**THE DATA**
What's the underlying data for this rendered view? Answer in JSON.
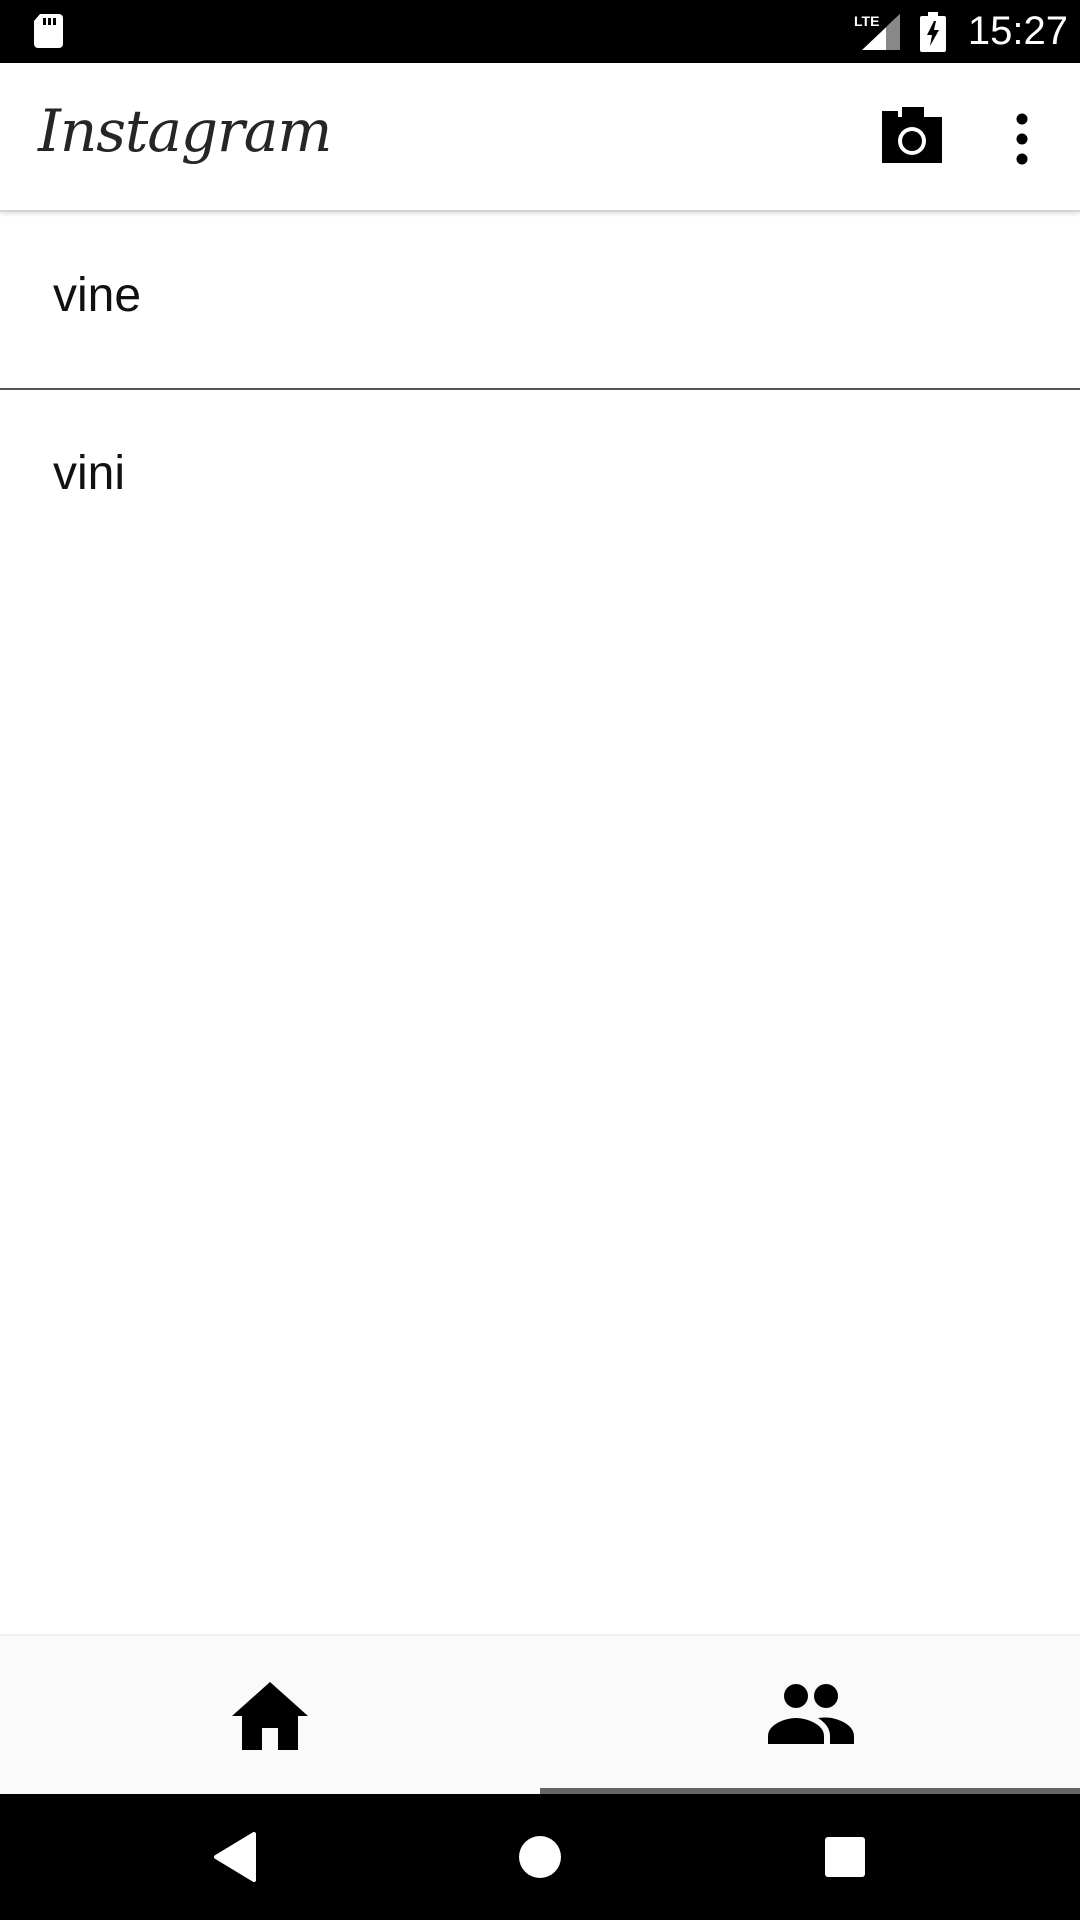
{
  "status_bar": {
    "time": "15:27",
    "network_label": "LTE",
    "icons": [
      "sd-card-icon",
      "lte-signal-icon",
      "battery-charging-icon"
    ]
  },
  "app_bar": {
    "logo": "Instagram",
    "actions": [
      "camera-icon",
      "more-vert-icon"
    ]
  },
  "list": {
    "items": [
      {
        "label": "vine"
      },
      {
        "label": "vini"
      }
    ]
  },
  "bottom_nav": {
    "tabs": [
      {
        "icon": "home-icon",
        "selected": false
      },
      {
        "icon": "people-icon",
        "selected": true
      }
    ],
    "indicator_color": "#666666"
  },
  "system_nav": {
    "buttons": [
      "back-icon",
      "home-circle-icon",
      "recents-icon"
    ]
  },
  "colors": {
    "status_bar_bg": "#000000",
    "app_bg": "#ffffff",
    "divider": "#555555",
    "bottom_nav_bg": "#fafafa"
  }
}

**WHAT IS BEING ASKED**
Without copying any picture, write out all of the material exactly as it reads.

**ANSWER AREA**
What's the underlying data for this rendered view? Answer in JSON.
{
  "status_bar": {
    "time": "15:27",
    "network_label": "LTE",
    "icons": [
      "sd-card-icon",
      "lte-signal-icon",
      "battery-charging-icon"
    ]
  },
  "app_bar": {
    "logo": "Instagram",
    "actions": [
      "camera-icon",
      "more-vert-icon"
    ]
  },
  "list": {
    "items": [
      {
        "label": "vine"
      },
      {
        "label": "vini"
      }
    ]
  },
  "bottom_nav": {
    "tabs": [
      {
        "icon": "home-icon",
        "selected": false
      },
      {
        "icon": "people-icon",
        "selected": true
      }
    ],
    "indicator_color": "#666666"
  },
  "system_nav": {
    "buttons": [
      "back-icon",
      "home-circle-icon",
      "recents-icon"
    ]
  },
  "colors": {
    "status_bar_bg": "#000000",
    "app_bg": "#ffffff",
    "divider": "#555555",
    "bottom_nav_bg": "#fafafa"
  }
}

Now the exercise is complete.